48 or over €230.30 €153.50 €206.30
20 – 47 €225.80 €153.50 €206.30
15 – 19 €172.70 €115.10* €154.70*
10 – 14 €115.20 €76.80* €103.20*

*Qualified adult rates apply to claims made from 6 April 2001.

The maximum rates are payable to people who have an average of 48 or more contributions. Reduced rates are payable to people who have between 10 and 47 contributions. Pro-rata rates can also be paid as described above.

The Living Alone Increase may be payable to people who live completely alone. You may also be eligible for other benefits. Find out more about medical cards and the Household Benefits Package.

Adult dependant

You can get an increase in your payment for a qualified adult. Any income your adult dependant has from employment, self-employment, savings, investments and capital (for example, any property except your own home) is taken into account.

Your income is not taken into account, only your spouse’s, civil partner’s or cohabitant’s income is taken into account, in the assessment for a Increase for a Qualified Adult. If you have joint savings or investments only half is taken into account as belonging to your spouse, civil partner or cohabitant.

From 27 September 2007, if you are getting a State Pension (Contributory) the Increase for a Qualified Adult is automatically paid directly to your adult dependant. This only applies to applications for State pensions received by the Department on or after 27 September 2007.

Child dependant

You can also get an increase in your payment for any child dependants. From 5 July 2012, you will no longer be able to claim a half-rate Increase for a Qualified Child with your State Pension (Contributory), if your spouse, civil partner or cohabitant has an income of over €400 a week.

How to apply

You can check your social insurance record with the PRSI Central Records section in the Department of Social Protection. To do this, you need your PPS (Personal Public Service) Number.
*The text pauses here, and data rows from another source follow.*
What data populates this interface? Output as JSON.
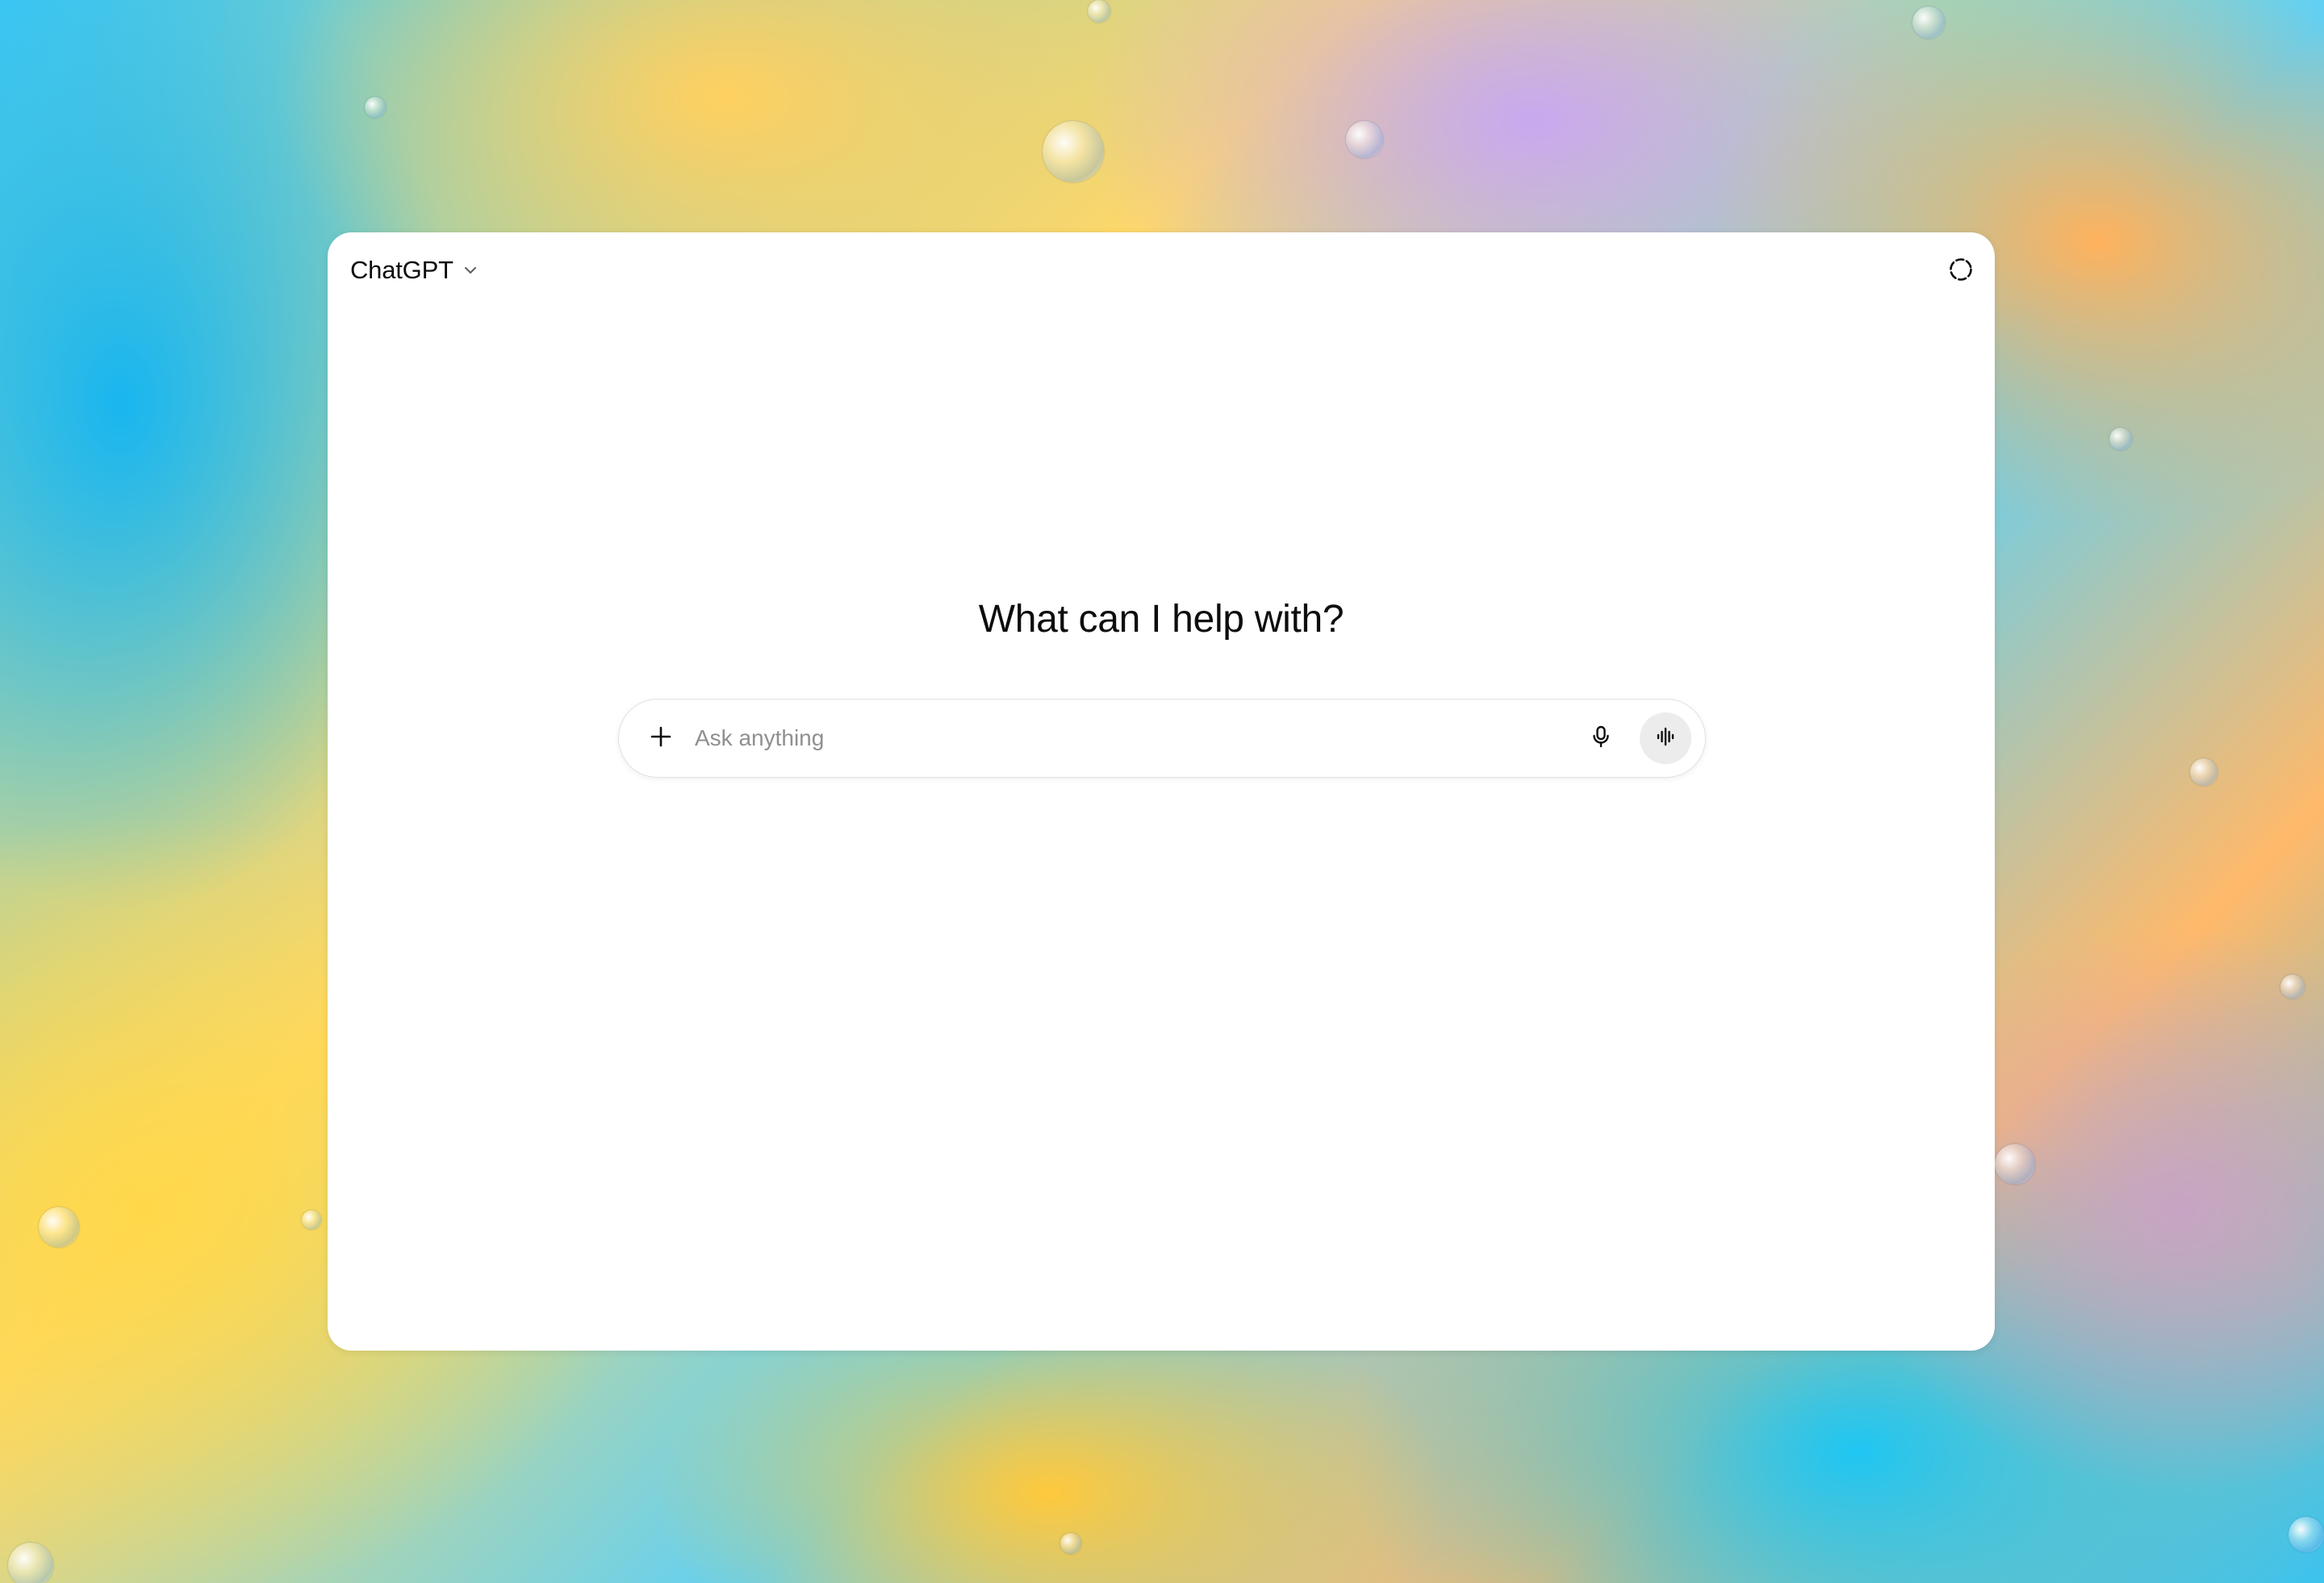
{
  "app": {
    "model_name": "ChatGPT"
  },
  "main": {
    "headline": "What can I help with?"
  },
  "composer": {
    "placeholder": "Ask anything",
    "value": ""
  },
  "icons": {
    "model_dropdown": "chevron-down-icon",
    "top_right": "dashed-circle-icon",
    "attach": "plus-icon",
    "dictate": "microphone-icon",
    "voice_mode": "voice-waveform-icon"
  },
  "colors": {
    "window_bg": "#ffffff",
    "text_primary": "#0d0d0d",
    "placeholder": "#8f8f8f",
    "voice_button_bg": "#ececec",
    "composer_border": "#e1e1e1"
  }
}
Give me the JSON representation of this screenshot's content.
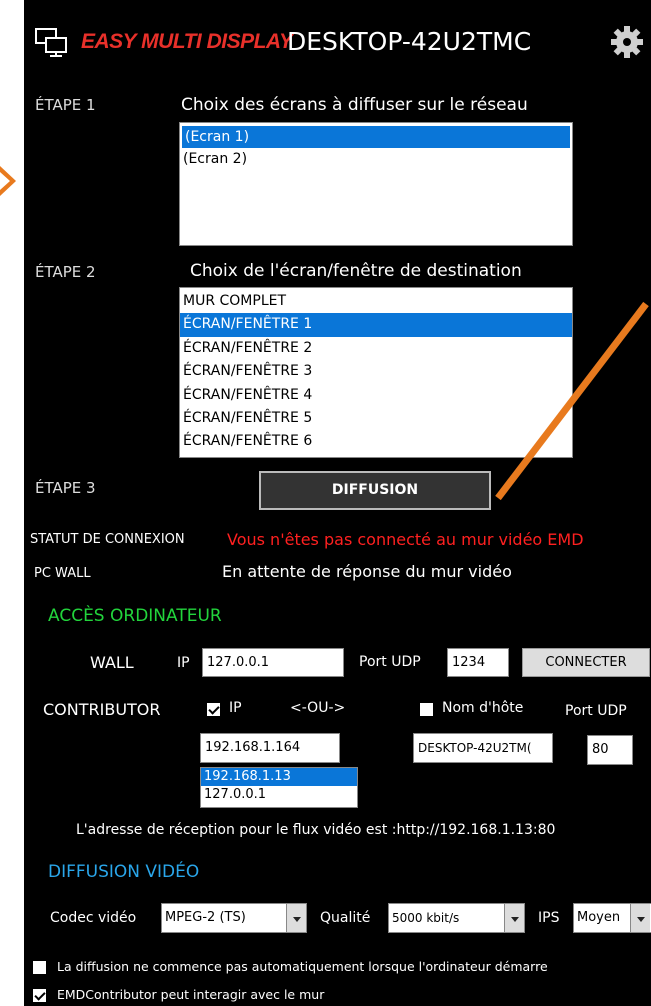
{
  "header": {
    "brand": "EASY MULTI DISPLAY",
    "title": "DESKTOP-42U2TMC",
    "icons": [
      "monitor-network-icon",
      "gear-icon"
    ]
  },
  "step1": {
    "label": "ÉTAPE 1",
    "title": "Choix des écrans à diffuser sur le réseau",
    "items": [
      "(Ecran 1)",
      "(Ecran 2)"
    ],
    "selected": 0
  },
  "step2": {
    "label": "ÉTAPE 2",
    "title": "Choix de l'écran/fenêtre de destination",
    "items": [
      "MUR COMPLET",
      "ÉCRAN/FENÊTRE 1",
      "ÉCRAN/FENÊTRE 2",
      "ÉCRAN/FENÊTRE 3",
      "ÉCRAN/FENÊTRE 4",
      "ÉCRAN/FENÊTRE 5",
      "ÉCRAN/FENÊTRE 6"
    ],
    "selected": 1
  },
  "step3": {
    "label": "ÉTAPE 3",
    "button": "DIFFUSION"
  },
  "status": {
    "connection_label": "STATUT DE CONNEXION",
    "connection_value": "Vous n'êtes pas connecté au mur vidéo EMD",
    "pcwall_label": "PC WALL",
    "pcwall_value": "En attente de réponse du mur vidéo"
  },
  "access": {
    "title": "ACCÈS ORDINATEUR",
    "wall_label": "WALL",
    "ip_label": "IP",
    "wall_ip": "127.0.0.1",
    "port_label": "Port UDP",
    "wall_port": "1234",
    "connect_button": "CONNECTER",
    "contributor_label": "CONTRIBUTOR",
    "contrib_ip_label": "IP",
    "or_label": "<-OU->",
    "hostname_label": "Nom d'hôte",
    "port_label2": "Port UDP",
    "contrib_ip": "192.168.1.164",
    "contrib_host": "DESKTOP-42U2TM(",
    "contrib_port": "80",
    "ip_list": [
      "192.168.1.13",
      "127.0.0.1"
    ],
    "ip_list_selected": 0,
    "reception_text": "L'adresse de réception pour le flux vidéo est :http://192.168.1.13:80",
    "ip_checked": true,
    "hostname_checked": false
  },
  "video": {
    "title": "DIFFUSION VIDÉO",
    "codec_label": "Codec vidéo",
    "codec_value": "MPEG-2  (TS)",
    "quality_label": "Qualité",
    "quality_value": "5000 kbit/s",
    "ips_label": "IPS",
    "ips_value": "Moyen"
  },
  "options": {
    "autostart_label": "La diffusion ne commence pas automatiquement lorsque l'ordinateur démarre",
    "autostart_checked": false,
    "interact_label": "EMDContributor peut interagir avec le mur",
    "interact_checked": true
  },
  "colors": {
    "accent_green": "#22d43c",
    "accent_blue": "#2aa6ea",
    "error_red": "#ff2020",
    "selection": "#0a76d8",
    "brand_red": "#e8302a",
    "annotation_orange": "#e87a1e"
  }
}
If you are over 60, the Pension Services Office also has a ‘Pension’s Forecast Pack’, this combined with a copy of your social insurance record can give you information about the social insurance contributions you may still need to make to get a State Pension (Contributory).

You can get a State Pension (Contributory) form (pdf) from your local post office and local offices of the Department of Social Protection.

You should apply 3 months before the age of 66. However, you should apply 6 months before reaching 66 if you have paid social insurance contributions in more than one country.

Currently, there are delays processing applications for State Pensions and it may take some time for the Department to process your claim. However, you may qualify for Supplementary Welfare Allowance while your claim is being processed by the Department.

From April 2012 late claims for contributory pensions can be backdated for a maximum of 6 months. This applies to State Pension (Contributory and Transition) and Widow’s, Widower’s or Surviving Civil Partner’s (Contributory) Pension. Read more in our document about late claims.

Where to apply

Questions about your eligibility for a State Pension (Contributory) should be addressed to your local social welfare office or:

 

 

Department of Social Protection

Social Welfare Services
College Road
Sligo
Ireland

Tel:(071) 915 7100
Locall:1890 500 000
Homepage: http://www.welfare.ie/

You can email the State Pension (Contributory) section using the secure State Pension (Contributory) enquiry form.

Questions about your social insurance record should be addressed to:

 

 

PRSI Records

Department of Social Protection
McCarter’s Road
Ardarvan
Buncrana
Donegal
Ireland

Tel:(01) 471 5898
Locall:1890 690 690
Homepage: http://www.welfare.ie/

© 2014 McDOWELL & CO ACCOUNTANTS | site by Reverb Studios Design ReverbStudios.ie
Bombax Theme designed by itx